It happens online, too. I’ll post the semi-obligatory and self-promotional, “it’s off to be the wizard” pic, which for me is typically my hat perched on my luggage at the airport. I’ll mention my show props are in the carryon case. And in that thread or in a private message it’s not uncommon to see a question asking …

But many magicians want to “pack flat and play big,” but they don’t know how to start.

I’m not the only one to troupe a show like this, but I’m pretty sure I’m the first person to devote 108 pages and 40 chapters to exploring the topic and sharing in detail how to make that small case play BIG.

It’s not only about tricks. It’s about
magnifying & fortifying.
It’s gotta play to the back of the room”

It’s more than picking small tricks. It’s picking the props and routines that fit and doing things to magnify and fortify your performance.


5. Fewer props can play more venues.
It can fit in the smallest room. And with the lesson shared in this book, it can play to the biggest room. Flying to a show becomes a much easier option.

4. What the heck are these “magician tables” in real life anyway?
Some of these magician tables weigh as much as forty-five pounds …empty. That’s more than TWICE my carryon case FILLED. No disrespect intended if you use one or more of these, but there’s a better and easier path to take. This one case path will be a much better showcase for your talents.

3. It worked for magic greats including Emil Jarrow, Paul Rosini, Roy Benson, Harry Anderson, and the wonderful Scott Alexander.
And with effort and the smarts in this book, it can work for you, too. Playing to the back of the room isn’t about big props or a lot of props. After all, a great stand up comic just needs a microphone. It’s about planning, preparing and presenting properly. It’s about incorporating the methods and choices to make the show play to the back of the room. That’s what this book teaches.

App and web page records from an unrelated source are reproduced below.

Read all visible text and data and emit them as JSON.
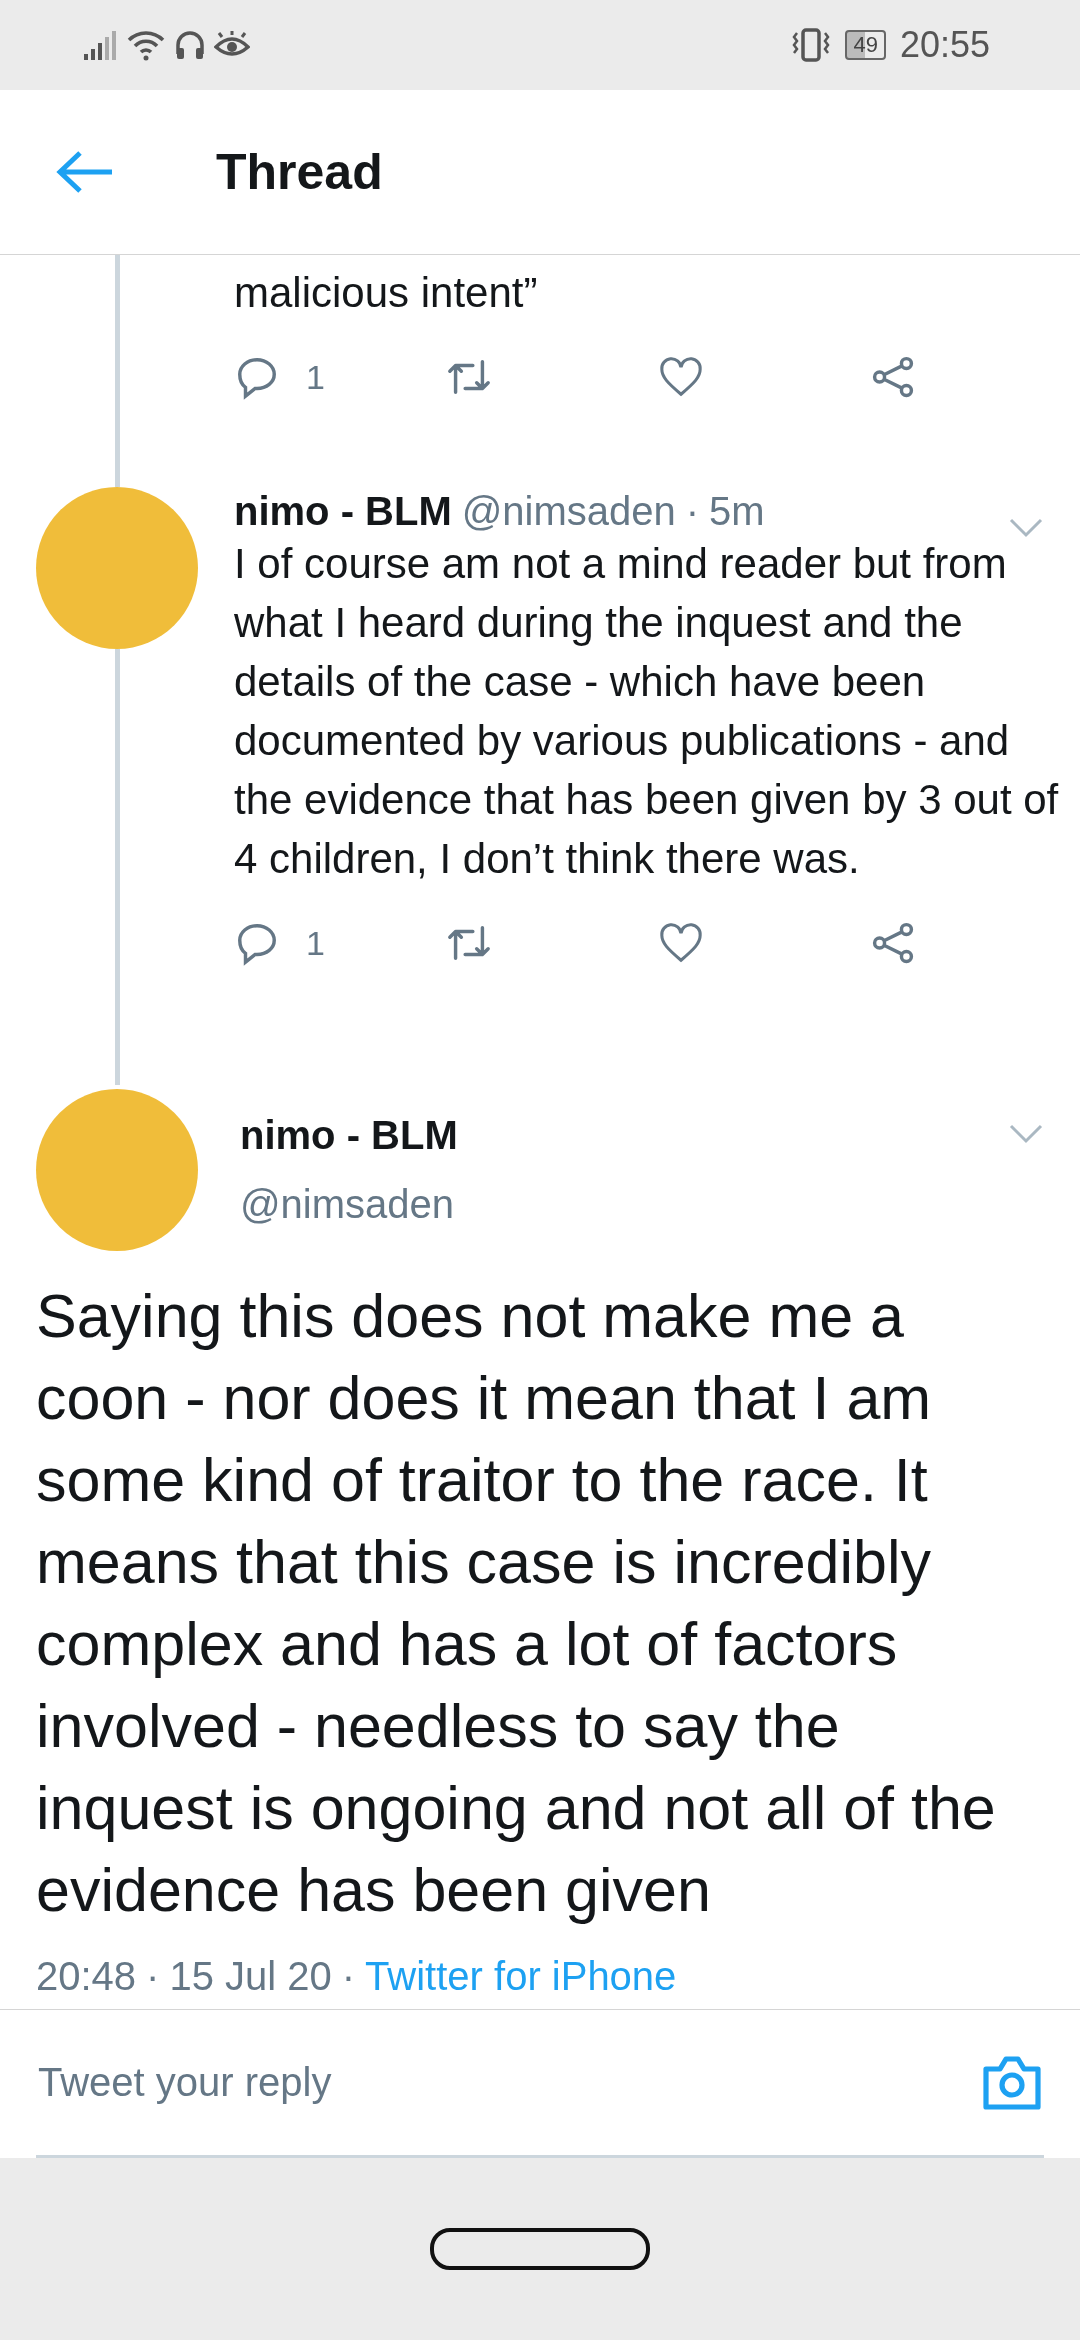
{
  "status_bar": {
    "battery": "49",
    "time": "20:55"
  },
  "header": {
    "title": "Thread"
  },
  "previous_tweet": {
    "text_tail": "malicious intent”",
    "reply_count": "1"
  },
  "reply_tweet": {
    "name": "nimo - BLM",
    "handle": "@nimsaden",
    "separator": "·",
    "age": "5m",
    "text": "I of course am not a mind reader but from what I heard during the inquest and the details of the case - which have been documented by various publications - and the evidence that has been given by 3 out of 4 children, I don’t think there was.",
    "reply_count": "1"
  },
  "main_tweet": {
    "name": "nimo - BLM",
    "handle": "@nimsaden",
    "text": "Saying this does not make me a coon - nor does it mean that I am some kind of traitor to the race. It means that this case is incredibly complex and has a lot of factors involved - needless to say the inquest is ongoing and not all of the evidence has been given",
    "time": "20:48",
    "separator_1": "·",
    "date": "15 Jul 20",
    "separator_2": "·",
    "source": "Twitter for iPhone"
  },
  "reply_box": {
    "placeholder": "Tweet your reply"
  }
}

2. Stairs and airports.
If you don’t understand this point, trust me, you will after your thirty-fifth birthday.

1. Less props can equal more YOU and a BETTER show.
Yes, you’ll learn how to present a better show from a carryon case.
More importantly, You’ll learn how to present a better show PERIOD.

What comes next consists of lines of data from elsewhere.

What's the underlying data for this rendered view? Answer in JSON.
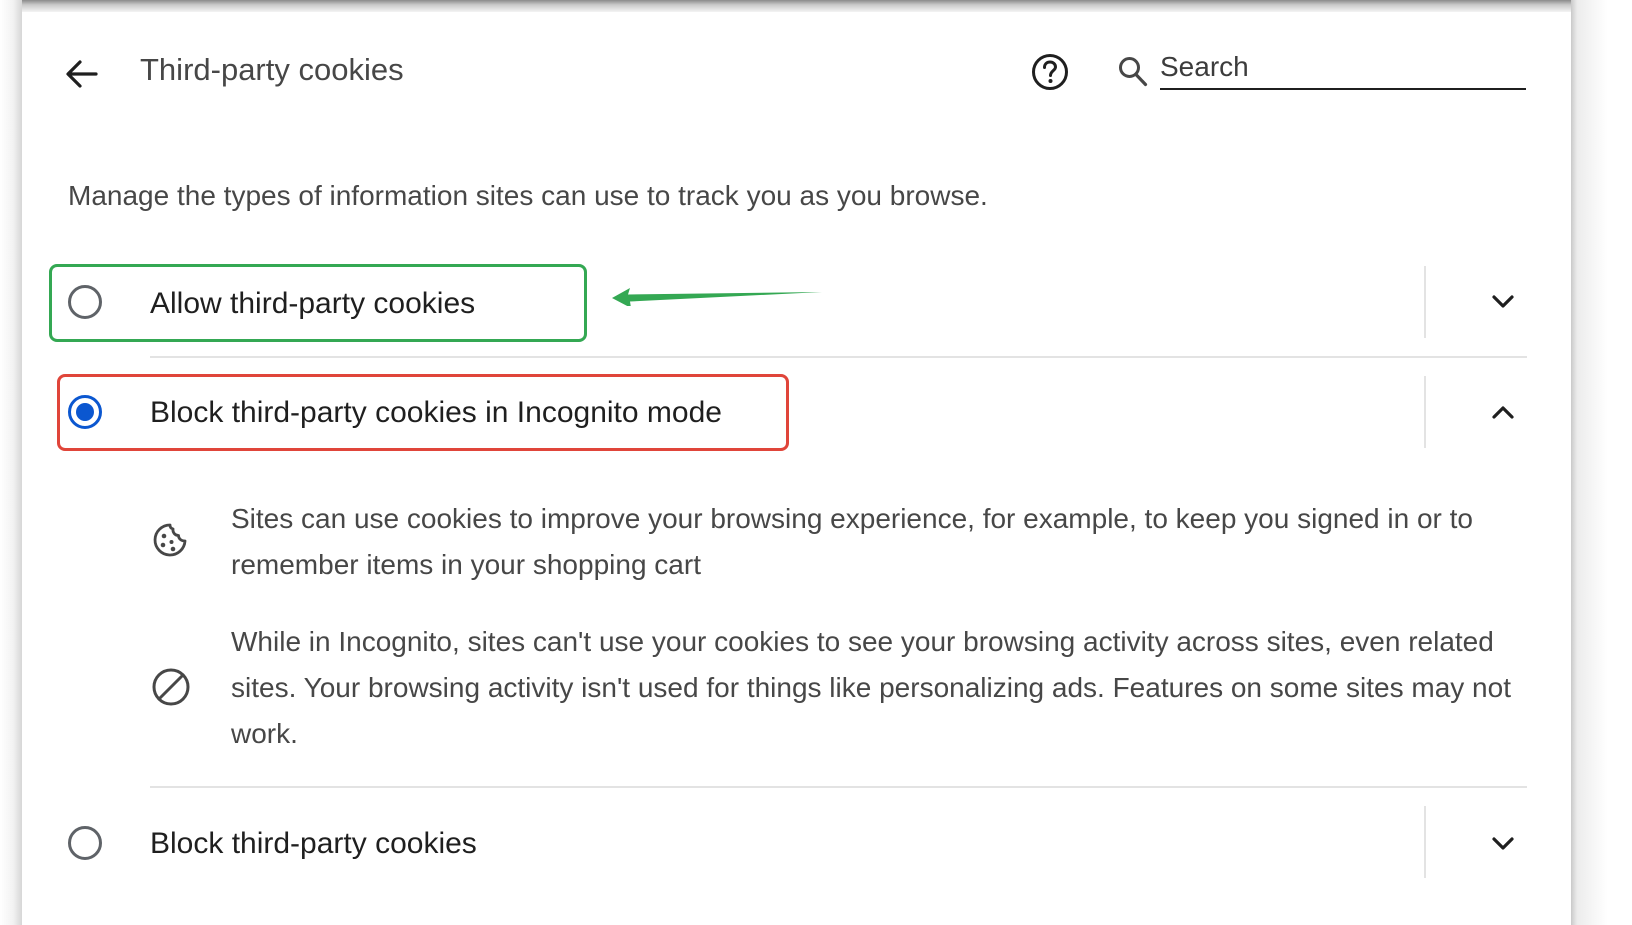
{
  "header": {
    "title": "Third-party cookies",
    "search_placeholder": "Search"
  },
  "description": "Manage the types of information sites can use to track you as you browse.",
  "options": [
    {
      "label": "Allow third-party cookies",
      "selected": false,
      "expanded": false
    },
    {
      "label": "Block third-party cookies in Incognito mode",
      "selected": true,
      "expanded": true
    },
    {
      "label": "Block third-party cookies",
      "selected": false,
      "expanded": false
    }
  ],
  "details": [
    {
      "icon": "cookie-icon",
      "text": "Sites can use cookies to improve your browsing experience, for example, to keep you signed in or to remember items in your shopping cart"
    },
    {
      "icon": "block-icon",
      "text": "While in Incognito, sites can't use your cookies to see your browsing activity across sites, even related sites. Your browsing activity isn't used for things like personalizing ads. Features on some sites may not work."
    }
  ],
  "colors": {
    "accent": "#0b57d0",
    "annotation_green": "#34a853",
    "annotation_red": "#e0453a"
  }
}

“SO HOW??”

My new book,
The Show Is The Mother Of Invention,
shares the how.

A few of the topics inside:
Decide Why You Want To Do This
Choosing The Right Case
What To Pack In It
Your Biggest Prop
The Biggest Prop At The Venue
How To Magnify Your One Case Show
How To Fortify Your One Case Show
Resources For Your One Case Show
Pack small / play BIG routines
108 pages and 40 chapters

The Show Is The Mother Of Invention was written from over twenty years of professional experience, and is now available for your show.
In stock. Ready to ship.

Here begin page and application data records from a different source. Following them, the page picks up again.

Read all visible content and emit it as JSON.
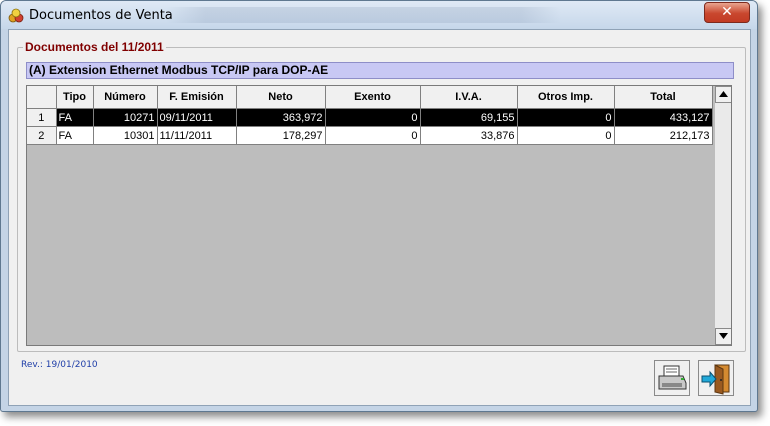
{
  "window": {
    "title": "Documentos de Venta",
    "close_label": "✕"
  },
  "group": {
    "legend": "Documentos del 11/2011"
  },
  "subject": "(A) Extension Ethernet Modbus TCP/IP para DOP-AE",
  "grid": {
    "columns": [
      "Tipo",
      "Número",
      "F. Emisión",
      "Neto",
      "Exento",
      "I.V.A.",
      "Otros Imp.",
      "Total"
    ],
    "rows": [
      {
        "index": "1",
        "tipo": "FA",
        "numero": "10271",
        "fecha": "09/11/2011",
        "neto": "363,972",
        "exento": "0",
        "iva": "69,155",
        "otros": "0",
        "total": "433,127"
      },
      {
        "index": "2",
        "tipo": "FA",
        "numero": "10301",
        "fecha": "11/11/2011",
        "neto": "178,297",
        "exento": "0",
        "iva": "33,876",
        "otros": "0",
        "total": "212,173"
      }
    ]
  },
  "footer": {
    "revision": "Rev.: 19/01/2010"
  },
  "icons": {
    "print": "printer-icon",
    "exit": "exit-door-icon"
  },
  "colors": {
    "legend": "#800000",
    "selected_row": "#000000",
    "subject_bg": "#c8c8f4",
    "revision_text": "#1f3ea8"
  }
}
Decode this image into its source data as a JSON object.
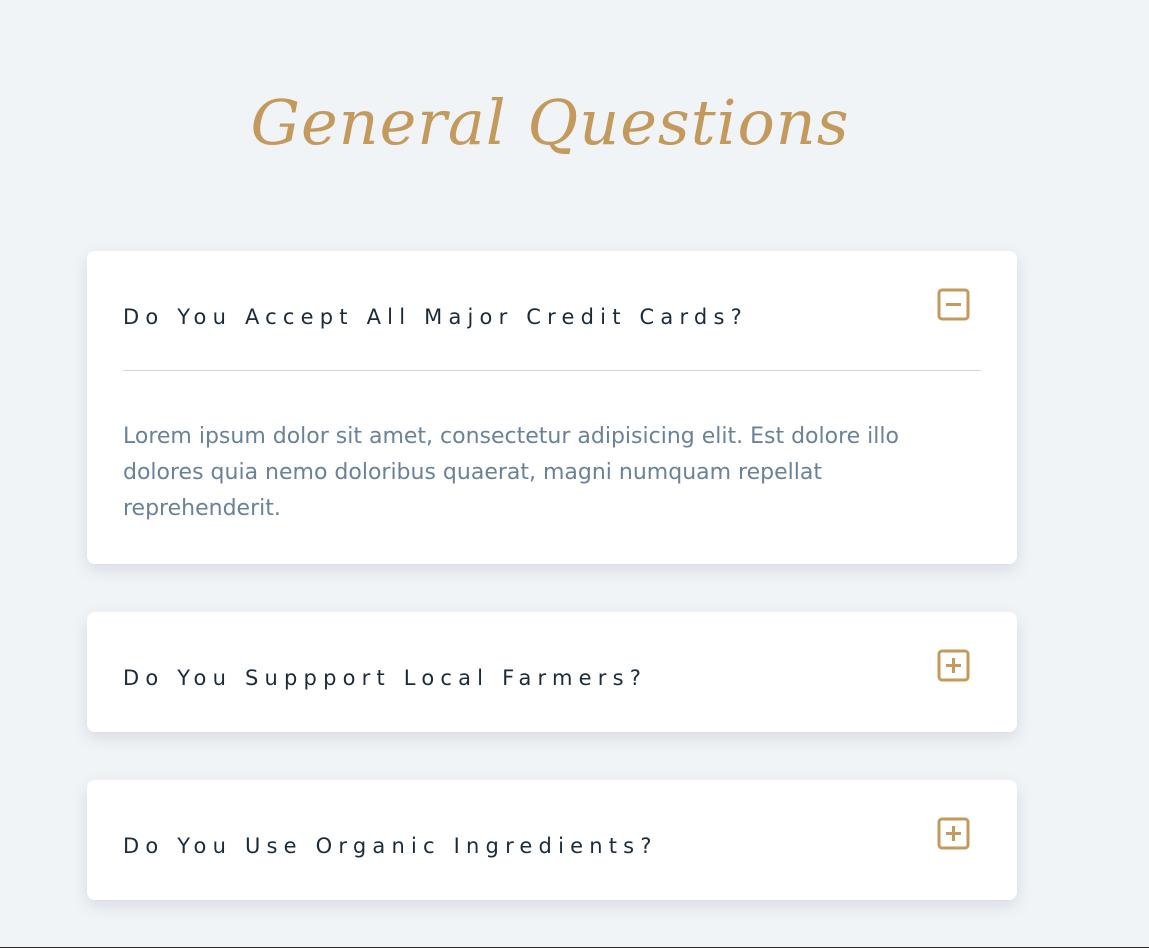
{
  "page": {
    "title": "General Questions"
  },
  "faq": {
    "items": [
      {
        "question": "Do You Accept All Major Credit Cards?",
        "answer": "Lorem ipsum dolor sit amet, consectetur adipisicing elit. Est dolore illo dolores quia nemo doloribus quaerat, magni numquam repellat reprehenderit.",
        "expanded": true,
        "toggle_icon": "minus-square-icon"
      },
      {
        "question": "Do You Suppport Local Farmers?",
        "expanded": false,
        "toggle_icon": "plus-square-icon"
      },
      {
        "question": "Do You Use Organic Ingredients?",
        "expanded": false,
        "toggle_icon": "plus-square-icon"
      }
    ]
  },
  "colors": {
    "background": "#f1f4f7",
    "accent": "#c49a5c",
    "question_text": "#1c2b3a",
    "answer_text": "#6a8299",
    "card": "#ffffff"
  }
}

Inside the book in the Resources page is a link to a video discussion with Michael Misko, good friend, talented cruise ship magician, and devotee of the pack small & play big lifestyle.

Recently, in a bunker 1000 feet below the Arctic Circle, fortified with only good bourbon and great beef jerky, Michael Misko, good buddy, talented magician, and brother in the world of pack small & play BIG, got together on Zoom with yours truly, for an insightful, and at times hilarious, discussion packed with verbs and nouns of all things pack small & play big.

It was scheduled for 30 minutes.

It went over an hour.

It’s like sitting in with two old road warriors (OK, one not so old — who likes to make cracks about the Old Man’s age, you punk …anyway …these two guys talk about what REALLY matters.)

This is not a speech or polished presentation. It’s some nitty, gritty, with an occasional moment of inspired smarts that even we didn’t see coming.



US orders The Show Is The Mother Of Invention is only $40 plus $7 s&h.  

International orders The Show Is The Mother Of Invention is only $40 plus $20 s&h

PS: While you’re here, be sure check out two of my favorite pack small & play big routines, Reign Man and Maweege.